Non-profit boards are increasingly looking for evaluations of their own effectiveness. They regard evaluation as an important component of accountability to their members and their stakeholders, as well as for their own edification.
Many larger organisations have their own board assessment processes, but fewer smaller ones do. Where do you start to evaluate your board’s effectiveness? Do you do it yourself? What questions would you ask? Do you hire an expensive consultant or a professional evaluator? Is it a complex and unwieldy process?
I was recently asked these very questions by the new Chair of a province-wide non-profit. He didn’t have any major concerns, but it was expanding rapidly, he wanted an overview of the board’s performance, and he didn’t want to spend much money.
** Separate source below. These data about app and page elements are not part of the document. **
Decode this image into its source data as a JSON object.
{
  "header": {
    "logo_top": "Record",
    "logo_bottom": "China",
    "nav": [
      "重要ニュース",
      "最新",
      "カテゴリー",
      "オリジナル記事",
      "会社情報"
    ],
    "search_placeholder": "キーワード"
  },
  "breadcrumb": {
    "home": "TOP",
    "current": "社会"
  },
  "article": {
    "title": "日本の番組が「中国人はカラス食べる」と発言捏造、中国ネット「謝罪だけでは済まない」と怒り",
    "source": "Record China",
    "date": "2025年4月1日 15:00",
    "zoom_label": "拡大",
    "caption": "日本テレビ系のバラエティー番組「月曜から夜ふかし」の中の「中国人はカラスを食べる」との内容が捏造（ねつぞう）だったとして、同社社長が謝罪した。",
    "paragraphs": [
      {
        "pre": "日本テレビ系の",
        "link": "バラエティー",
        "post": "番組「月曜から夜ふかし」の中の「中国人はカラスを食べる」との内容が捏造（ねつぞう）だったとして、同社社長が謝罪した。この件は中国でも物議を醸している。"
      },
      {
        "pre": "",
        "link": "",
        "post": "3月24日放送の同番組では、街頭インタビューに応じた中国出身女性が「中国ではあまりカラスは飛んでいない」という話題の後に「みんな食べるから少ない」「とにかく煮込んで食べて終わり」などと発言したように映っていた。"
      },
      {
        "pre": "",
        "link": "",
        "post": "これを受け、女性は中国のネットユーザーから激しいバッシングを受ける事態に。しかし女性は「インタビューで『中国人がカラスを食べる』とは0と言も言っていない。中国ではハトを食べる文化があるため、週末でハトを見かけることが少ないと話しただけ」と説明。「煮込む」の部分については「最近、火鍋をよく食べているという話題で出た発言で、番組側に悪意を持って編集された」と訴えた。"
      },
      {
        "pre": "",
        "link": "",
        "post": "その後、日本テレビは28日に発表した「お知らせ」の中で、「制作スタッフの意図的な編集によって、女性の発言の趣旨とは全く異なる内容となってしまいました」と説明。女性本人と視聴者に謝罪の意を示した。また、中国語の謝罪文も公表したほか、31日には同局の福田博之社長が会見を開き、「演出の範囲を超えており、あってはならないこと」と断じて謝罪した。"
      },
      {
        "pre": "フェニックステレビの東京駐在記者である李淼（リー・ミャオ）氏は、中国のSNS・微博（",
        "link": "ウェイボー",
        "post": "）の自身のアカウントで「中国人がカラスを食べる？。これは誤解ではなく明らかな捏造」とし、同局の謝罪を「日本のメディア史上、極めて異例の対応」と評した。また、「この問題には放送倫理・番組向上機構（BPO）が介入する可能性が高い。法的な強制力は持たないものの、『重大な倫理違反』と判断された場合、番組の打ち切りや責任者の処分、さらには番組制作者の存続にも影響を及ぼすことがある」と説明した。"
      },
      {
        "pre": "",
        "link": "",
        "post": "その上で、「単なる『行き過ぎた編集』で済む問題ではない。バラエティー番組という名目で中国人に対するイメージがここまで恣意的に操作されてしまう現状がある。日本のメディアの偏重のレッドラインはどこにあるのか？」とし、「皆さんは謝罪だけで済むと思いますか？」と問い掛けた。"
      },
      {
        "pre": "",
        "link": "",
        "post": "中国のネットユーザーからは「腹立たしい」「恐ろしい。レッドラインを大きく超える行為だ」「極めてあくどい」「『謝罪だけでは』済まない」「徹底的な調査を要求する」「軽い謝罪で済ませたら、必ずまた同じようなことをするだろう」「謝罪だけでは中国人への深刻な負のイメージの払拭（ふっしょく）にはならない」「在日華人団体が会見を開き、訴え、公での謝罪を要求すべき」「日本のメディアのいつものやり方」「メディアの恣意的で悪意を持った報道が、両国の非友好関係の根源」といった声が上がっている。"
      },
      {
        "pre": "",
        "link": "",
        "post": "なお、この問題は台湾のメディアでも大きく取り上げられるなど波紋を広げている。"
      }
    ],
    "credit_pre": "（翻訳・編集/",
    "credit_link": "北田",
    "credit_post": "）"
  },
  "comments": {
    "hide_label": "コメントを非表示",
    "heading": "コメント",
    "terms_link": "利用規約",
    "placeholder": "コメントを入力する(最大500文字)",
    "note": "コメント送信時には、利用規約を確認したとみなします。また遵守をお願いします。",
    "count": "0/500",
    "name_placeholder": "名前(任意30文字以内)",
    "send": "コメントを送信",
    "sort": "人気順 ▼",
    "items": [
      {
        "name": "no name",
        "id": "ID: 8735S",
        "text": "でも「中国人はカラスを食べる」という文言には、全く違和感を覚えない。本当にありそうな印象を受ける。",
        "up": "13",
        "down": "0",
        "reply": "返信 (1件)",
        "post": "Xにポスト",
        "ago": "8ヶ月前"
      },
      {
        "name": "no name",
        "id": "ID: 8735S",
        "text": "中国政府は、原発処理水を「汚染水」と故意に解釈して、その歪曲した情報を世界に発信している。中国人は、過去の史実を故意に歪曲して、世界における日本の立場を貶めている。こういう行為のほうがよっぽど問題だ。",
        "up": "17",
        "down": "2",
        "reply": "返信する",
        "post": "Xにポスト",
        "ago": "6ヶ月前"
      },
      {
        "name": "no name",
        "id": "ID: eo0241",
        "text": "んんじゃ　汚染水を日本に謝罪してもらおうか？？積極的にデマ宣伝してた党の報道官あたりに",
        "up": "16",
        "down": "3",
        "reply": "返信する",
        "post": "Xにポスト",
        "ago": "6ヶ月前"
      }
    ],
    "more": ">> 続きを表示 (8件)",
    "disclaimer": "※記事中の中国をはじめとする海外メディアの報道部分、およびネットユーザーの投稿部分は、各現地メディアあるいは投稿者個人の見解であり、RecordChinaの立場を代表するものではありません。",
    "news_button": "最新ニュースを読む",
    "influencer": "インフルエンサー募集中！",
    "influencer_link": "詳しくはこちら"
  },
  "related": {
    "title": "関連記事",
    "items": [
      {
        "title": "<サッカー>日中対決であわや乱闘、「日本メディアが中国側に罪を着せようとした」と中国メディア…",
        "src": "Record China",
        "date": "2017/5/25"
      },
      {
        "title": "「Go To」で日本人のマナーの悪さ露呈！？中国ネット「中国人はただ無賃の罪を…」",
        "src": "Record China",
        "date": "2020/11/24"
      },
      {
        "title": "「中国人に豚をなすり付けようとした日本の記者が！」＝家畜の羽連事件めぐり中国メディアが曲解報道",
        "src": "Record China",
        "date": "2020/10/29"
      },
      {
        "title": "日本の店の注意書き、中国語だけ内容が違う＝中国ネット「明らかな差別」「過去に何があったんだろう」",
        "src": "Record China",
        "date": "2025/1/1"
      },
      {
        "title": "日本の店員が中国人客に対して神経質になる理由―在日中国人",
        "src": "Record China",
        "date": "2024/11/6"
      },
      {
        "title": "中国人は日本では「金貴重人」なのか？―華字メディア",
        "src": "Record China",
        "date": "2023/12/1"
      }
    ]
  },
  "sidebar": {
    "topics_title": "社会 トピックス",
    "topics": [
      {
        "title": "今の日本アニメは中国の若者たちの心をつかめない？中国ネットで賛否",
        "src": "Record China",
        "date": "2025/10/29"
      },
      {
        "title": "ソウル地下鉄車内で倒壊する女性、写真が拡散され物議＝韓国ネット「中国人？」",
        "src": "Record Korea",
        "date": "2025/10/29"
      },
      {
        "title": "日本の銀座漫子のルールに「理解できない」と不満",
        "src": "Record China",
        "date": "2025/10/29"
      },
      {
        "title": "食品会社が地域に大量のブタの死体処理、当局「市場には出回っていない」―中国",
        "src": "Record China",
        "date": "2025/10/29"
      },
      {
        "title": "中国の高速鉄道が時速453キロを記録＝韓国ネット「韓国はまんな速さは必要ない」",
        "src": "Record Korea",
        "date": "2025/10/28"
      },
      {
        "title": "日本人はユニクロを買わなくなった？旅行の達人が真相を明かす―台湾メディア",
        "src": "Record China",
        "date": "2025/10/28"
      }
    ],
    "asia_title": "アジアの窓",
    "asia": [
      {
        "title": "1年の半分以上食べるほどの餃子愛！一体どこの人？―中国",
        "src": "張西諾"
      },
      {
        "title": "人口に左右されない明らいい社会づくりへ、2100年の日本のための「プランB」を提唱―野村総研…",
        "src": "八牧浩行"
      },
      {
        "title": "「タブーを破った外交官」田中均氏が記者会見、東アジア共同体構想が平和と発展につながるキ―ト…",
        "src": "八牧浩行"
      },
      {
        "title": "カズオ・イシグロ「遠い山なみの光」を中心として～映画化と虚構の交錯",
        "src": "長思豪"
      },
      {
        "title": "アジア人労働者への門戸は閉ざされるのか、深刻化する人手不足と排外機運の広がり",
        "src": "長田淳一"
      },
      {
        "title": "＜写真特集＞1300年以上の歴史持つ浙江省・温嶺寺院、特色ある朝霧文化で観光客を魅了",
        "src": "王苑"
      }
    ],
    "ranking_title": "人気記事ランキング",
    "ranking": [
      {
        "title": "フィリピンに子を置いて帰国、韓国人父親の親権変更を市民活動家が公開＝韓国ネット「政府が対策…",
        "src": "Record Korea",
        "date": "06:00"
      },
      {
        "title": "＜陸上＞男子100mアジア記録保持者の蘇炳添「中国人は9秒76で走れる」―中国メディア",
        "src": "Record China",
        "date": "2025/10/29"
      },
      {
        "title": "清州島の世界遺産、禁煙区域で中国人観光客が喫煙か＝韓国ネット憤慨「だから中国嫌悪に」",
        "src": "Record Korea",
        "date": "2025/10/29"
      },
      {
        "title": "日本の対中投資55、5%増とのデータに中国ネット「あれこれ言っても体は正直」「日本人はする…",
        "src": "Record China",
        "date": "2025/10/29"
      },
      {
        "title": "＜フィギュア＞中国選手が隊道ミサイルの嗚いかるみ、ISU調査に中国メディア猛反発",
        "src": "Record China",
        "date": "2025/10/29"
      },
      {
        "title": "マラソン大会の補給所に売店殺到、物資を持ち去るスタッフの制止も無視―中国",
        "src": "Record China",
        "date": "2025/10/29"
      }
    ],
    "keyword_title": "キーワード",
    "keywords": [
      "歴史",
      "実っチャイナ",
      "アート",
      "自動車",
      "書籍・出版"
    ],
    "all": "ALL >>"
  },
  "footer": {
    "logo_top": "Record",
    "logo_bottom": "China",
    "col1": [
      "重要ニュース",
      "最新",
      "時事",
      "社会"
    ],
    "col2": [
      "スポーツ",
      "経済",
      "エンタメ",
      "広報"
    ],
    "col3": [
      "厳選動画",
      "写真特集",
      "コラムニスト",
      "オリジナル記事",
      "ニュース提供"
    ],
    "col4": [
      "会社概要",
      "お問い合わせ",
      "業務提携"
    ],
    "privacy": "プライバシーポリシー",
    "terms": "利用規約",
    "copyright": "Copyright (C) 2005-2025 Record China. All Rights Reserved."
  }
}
I could have drawn up a series of effectiveness criteria and measures, interviewed each board member and surveyed their membership. I might also have suggested a facilitated evaluation session. But their board members were located all over the province and their regular members had been surveyed recently on other issues and they didn’t want to add to their “survey fatigue”.
I asked a friend of mine whom I knew used online effectiveness tools in US government clients and private businesses. “Is there a version specifically for non-profit boards?” I asked him. “Yes, there is” he said, “and it’s widely used”.
The tool assesses eight components of a non-profit board’s performance – board composition, CEO compensation and oversight, strategic planning, board procedures, board interaction, board information, board committees and overall board and CEO effectiveness. Board members themselves evaluate their own performance as a team through an online survey.
The survey also asks them to rank these eight components in order of their importance to the organisation. Performance can then be related to the degree of impact on the organisation and any required remediation can be focussed. A business advisor administers the assessment online and provides his/her interpretations and observations in a short report based on the survey results.
Above all, it demands little of the board members (about 20 minutes of their time online and some careful thought); it is very reasonably priced; and it is quick – the results are available for board discussion the day after the last member has completed the online survey.
My friend implemented the process and was delighted with the results. As well as the assessment itself, the report identified some important gaps in key areas of effectiveness.
Now they have a game-plan for improvements; a current baseline of the board's performance for future comparison; a measure of the alignment among board members; and a basis for an educational program for board members' continuing education. They also comply with their organisation’s self-imposed requirement for board assessment.
If you would like to know more about the online evaluation of your board’s effectiveness, please contact the author at firstname.lastname@example.org. I’ll be happy to send you a sample report.